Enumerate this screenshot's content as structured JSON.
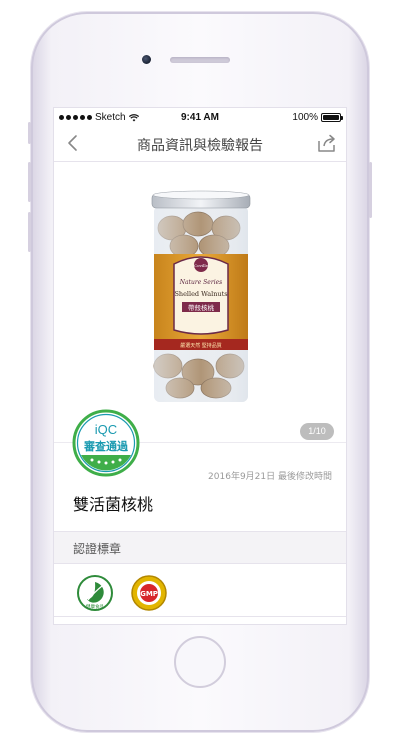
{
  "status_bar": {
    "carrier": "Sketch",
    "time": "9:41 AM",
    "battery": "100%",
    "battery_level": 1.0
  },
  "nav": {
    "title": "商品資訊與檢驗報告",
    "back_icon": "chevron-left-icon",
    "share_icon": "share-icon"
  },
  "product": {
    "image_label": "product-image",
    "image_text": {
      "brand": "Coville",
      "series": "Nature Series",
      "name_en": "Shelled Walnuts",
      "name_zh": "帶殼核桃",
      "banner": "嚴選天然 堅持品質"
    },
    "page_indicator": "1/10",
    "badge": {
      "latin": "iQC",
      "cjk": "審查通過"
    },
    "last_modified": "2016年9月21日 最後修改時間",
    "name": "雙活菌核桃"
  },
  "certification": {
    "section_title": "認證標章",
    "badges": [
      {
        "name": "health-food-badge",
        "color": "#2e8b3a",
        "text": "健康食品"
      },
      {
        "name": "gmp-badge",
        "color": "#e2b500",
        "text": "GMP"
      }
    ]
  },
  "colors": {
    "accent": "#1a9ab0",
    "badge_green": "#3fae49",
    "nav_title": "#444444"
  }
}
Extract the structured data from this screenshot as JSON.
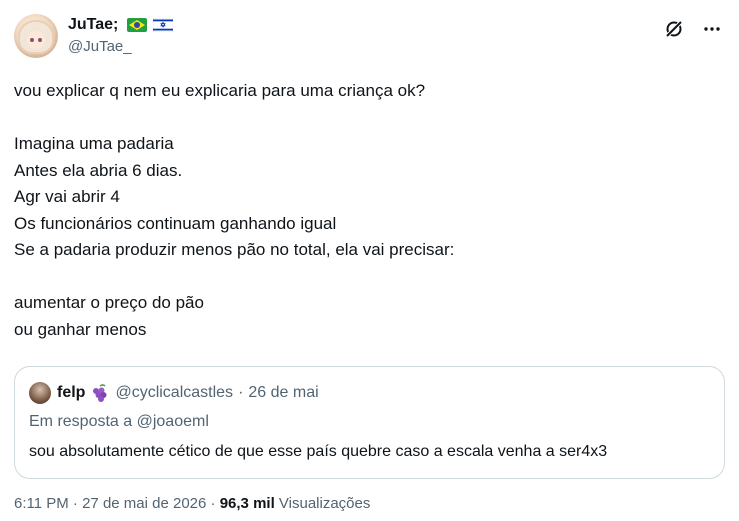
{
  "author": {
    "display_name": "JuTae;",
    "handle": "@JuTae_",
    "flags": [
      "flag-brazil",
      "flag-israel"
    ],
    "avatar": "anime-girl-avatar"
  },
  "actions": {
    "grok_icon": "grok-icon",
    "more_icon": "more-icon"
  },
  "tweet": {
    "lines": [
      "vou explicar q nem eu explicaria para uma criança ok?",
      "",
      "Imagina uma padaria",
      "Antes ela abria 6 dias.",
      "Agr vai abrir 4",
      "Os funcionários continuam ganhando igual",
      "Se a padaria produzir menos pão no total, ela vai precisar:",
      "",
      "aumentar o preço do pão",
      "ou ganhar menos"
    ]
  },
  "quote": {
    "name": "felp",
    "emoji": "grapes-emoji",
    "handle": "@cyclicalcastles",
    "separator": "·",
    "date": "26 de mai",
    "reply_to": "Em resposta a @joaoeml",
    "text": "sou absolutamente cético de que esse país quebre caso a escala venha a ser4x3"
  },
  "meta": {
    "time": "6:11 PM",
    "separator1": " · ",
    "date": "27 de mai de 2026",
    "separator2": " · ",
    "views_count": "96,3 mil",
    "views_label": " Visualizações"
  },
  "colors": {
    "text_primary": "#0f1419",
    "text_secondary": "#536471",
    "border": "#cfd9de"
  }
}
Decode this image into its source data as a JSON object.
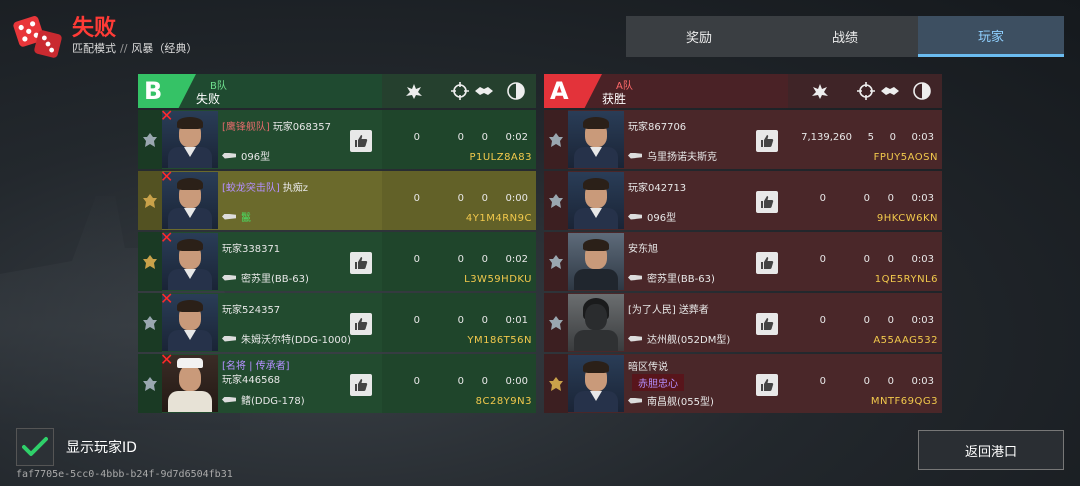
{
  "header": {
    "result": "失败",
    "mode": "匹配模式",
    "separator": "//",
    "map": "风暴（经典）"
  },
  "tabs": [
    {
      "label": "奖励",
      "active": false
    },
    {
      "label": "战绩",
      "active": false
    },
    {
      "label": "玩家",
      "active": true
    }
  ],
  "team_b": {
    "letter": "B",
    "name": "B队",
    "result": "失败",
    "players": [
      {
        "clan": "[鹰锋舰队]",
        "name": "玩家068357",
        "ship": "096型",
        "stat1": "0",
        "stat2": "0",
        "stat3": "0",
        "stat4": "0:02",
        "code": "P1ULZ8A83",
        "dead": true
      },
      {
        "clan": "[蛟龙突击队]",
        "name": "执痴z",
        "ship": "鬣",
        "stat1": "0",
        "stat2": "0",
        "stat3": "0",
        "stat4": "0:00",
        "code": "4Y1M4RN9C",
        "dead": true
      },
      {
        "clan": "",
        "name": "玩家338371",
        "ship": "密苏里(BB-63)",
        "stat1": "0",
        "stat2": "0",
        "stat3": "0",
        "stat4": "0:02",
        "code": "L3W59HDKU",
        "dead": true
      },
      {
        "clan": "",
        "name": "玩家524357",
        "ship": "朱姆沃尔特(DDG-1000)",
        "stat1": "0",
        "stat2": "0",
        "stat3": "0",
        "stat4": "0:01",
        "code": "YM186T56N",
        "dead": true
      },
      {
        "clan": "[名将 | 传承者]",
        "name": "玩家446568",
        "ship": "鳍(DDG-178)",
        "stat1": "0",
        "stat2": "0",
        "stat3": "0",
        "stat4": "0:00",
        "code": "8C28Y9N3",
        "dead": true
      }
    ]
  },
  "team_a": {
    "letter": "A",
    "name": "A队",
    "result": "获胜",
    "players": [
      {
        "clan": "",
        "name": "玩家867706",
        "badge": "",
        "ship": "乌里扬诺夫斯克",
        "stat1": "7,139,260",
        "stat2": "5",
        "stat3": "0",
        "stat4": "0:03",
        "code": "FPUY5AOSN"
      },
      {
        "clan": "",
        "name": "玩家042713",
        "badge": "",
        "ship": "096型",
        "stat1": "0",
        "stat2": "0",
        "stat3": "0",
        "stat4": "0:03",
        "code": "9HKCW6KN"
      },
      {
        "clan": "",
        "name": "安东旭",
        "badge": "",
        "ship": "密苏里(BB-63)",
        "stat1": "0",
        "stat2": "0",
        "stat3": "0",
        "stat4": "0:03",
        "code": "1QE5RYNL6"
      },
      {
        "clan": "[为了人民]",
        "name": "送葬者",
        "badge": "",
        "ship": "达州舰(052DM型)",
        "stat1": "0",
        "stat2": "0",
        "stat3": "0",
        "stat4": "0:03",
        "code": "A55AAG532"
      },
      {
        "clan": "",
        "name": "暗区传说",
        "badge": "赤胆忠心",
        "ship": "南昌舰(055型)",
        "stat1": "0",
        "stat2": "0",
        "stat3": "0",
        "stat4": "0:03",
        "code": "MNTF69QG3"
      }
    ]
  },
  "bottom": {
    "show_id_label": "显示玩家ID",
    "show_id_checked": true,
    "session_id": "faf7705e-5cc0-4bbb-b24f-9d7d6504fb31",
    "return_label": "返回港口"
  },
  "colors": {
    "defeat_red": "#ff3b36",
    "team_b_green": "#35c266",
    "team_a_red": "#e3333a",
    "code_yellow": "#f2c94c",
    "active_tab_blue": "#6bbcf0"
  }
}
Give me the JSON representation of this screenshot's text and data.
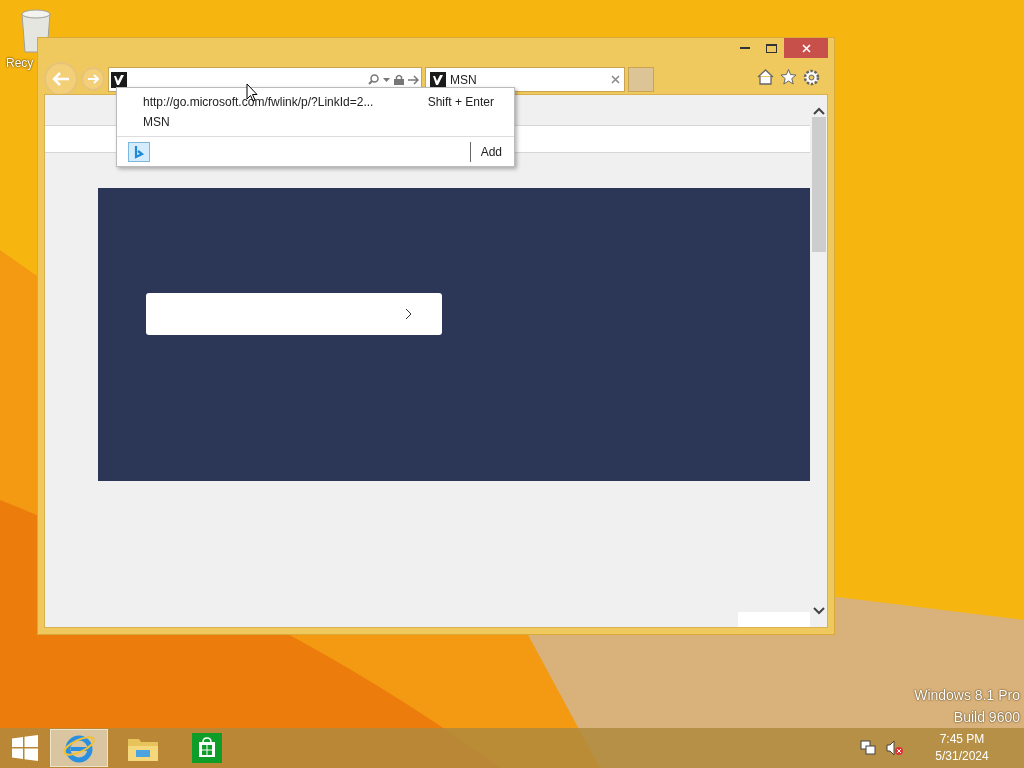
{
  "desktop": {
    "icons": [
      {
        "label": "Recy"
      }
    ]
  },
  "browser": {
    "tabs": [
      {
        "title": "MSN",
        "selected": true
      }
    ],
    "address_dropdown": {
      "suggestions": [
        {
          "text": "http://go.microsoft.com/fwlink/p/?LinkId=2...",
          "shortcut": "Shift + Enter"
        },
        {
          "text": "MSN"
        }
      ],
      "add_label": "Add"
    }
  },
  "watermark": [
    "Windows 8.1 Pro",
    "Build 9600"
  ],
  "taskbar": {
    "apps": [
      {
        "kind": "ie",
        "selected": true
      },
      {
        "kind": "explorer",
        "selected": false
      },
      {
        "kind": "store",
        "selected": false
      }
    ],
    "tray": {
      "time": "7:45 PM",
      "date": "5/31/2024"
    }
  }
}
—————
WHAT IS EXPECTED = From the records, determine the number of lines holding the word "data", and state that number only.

EXERCISE OUTPUT = 3